I would definitely encourage a certification, especially if you don't have a fitness/health related degree.
You would probably benefit from doing some research on the places you want to teach. Most places are probably going to require a certification and may have preferences on where the cert comes from. Also, gyms are going to have different payment systems. In my part of the country (Wyoming), instructors make less than half that $25 per hour fee as a starting wage.
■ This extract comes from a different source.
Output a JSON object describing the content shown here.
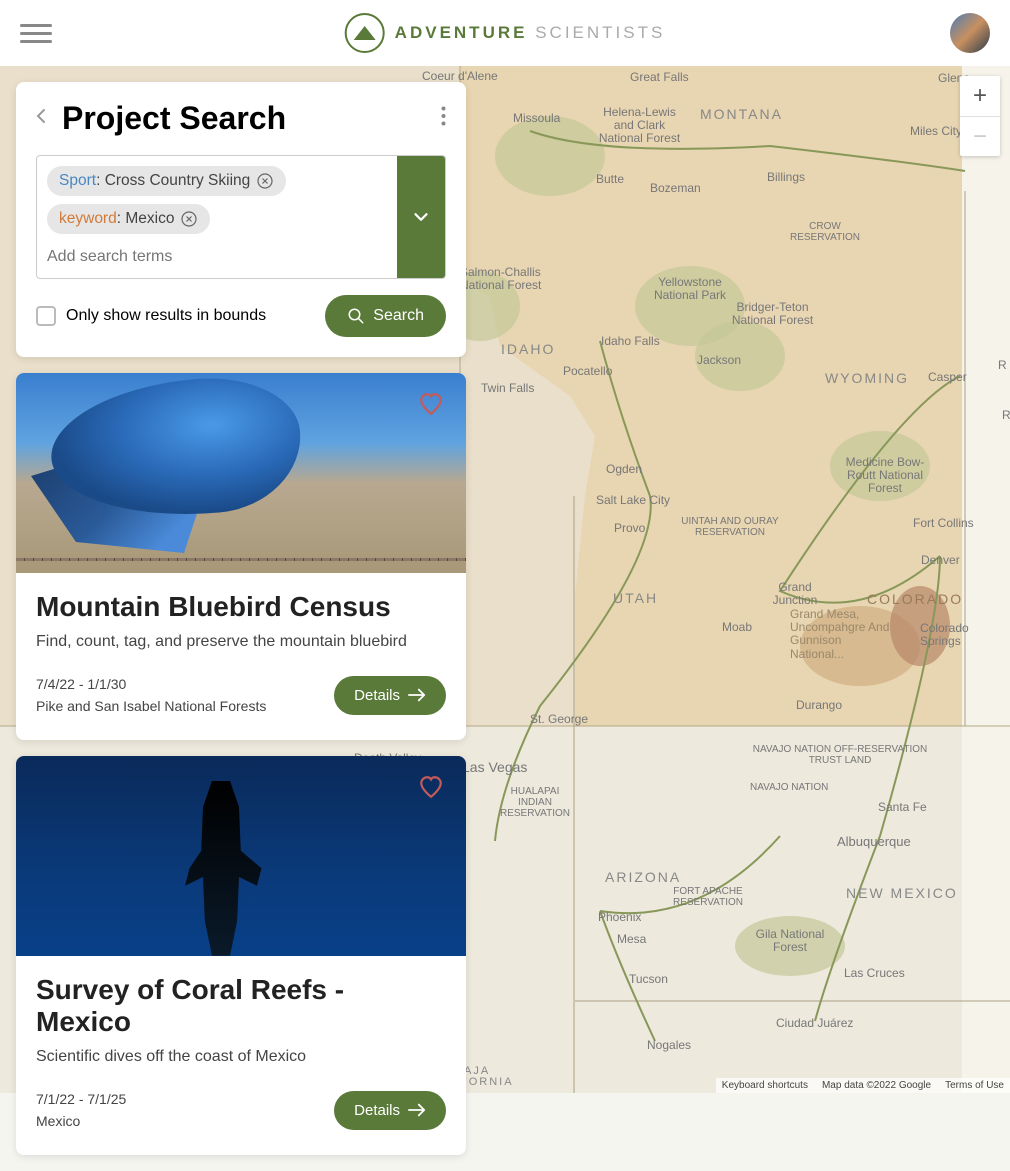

Some gyms will pay per hour, per class or a portion of the fees collected from registration (80/20 split etc.- a contract employee vs. hourly) We do pay our instructors 1.5 hours for an hour class, assuming they are here to set up/clean up etc. and we also pay them for a reasonable amount of planning time/making playlists etc./trainings etc. and other places won't pay for prep work at all.
I wish you the best of luck- I love teaching, and among the many things my job as a fitness coordinator requires, teaching is definitely my favorite!
In any case, I still haven't gotten my group certification yet but I do plan on doing it to satisfy my own educational pursuits.
By the way, I would consider getting trained in a specific kind of class, like Zumba or Spin, so that you have something specific to offer that you like to do. Often group fitness directors are looking to fill holes in their schedule with classes that members want but they don't have yet (and step is still very popular).
So, figure out why you want this certification and go from there!
Being about the pay is only a small part of why we teach!
if you decide to go for it yes, get certified by ACE or ACSM!!
Factor those two things in when making your decision!
The answer to your question depends a lot on a couple of factors: they type of group class that's involved, and the degree to which the instructor is an 'active participant.' For example, I train teams and small groups of athletes. Depending on the actual session involved (e.g. is it a weight training session, or something like a plyometric or speed training session) my active involvement varies. If I were to try to actively participate in several plyometric training sessions in a week, I might find myself injured, whereas if I'm merely supervising and/or demonstrating a weight training session, I may be able to do several of those in a week.
So, take a look at what type of group sessions you're talking about and see where that answer leads you.
Good luck, and stay healthy!
AFAA is in most areas and good on the wallet. Go to AFAA.com to see where the Primary will be held near you. Sounds like you will be a great organized instructor. Good luck to you.
I don't teach like that many classes a week anymore, but I still use many of the things that I learned back then, now.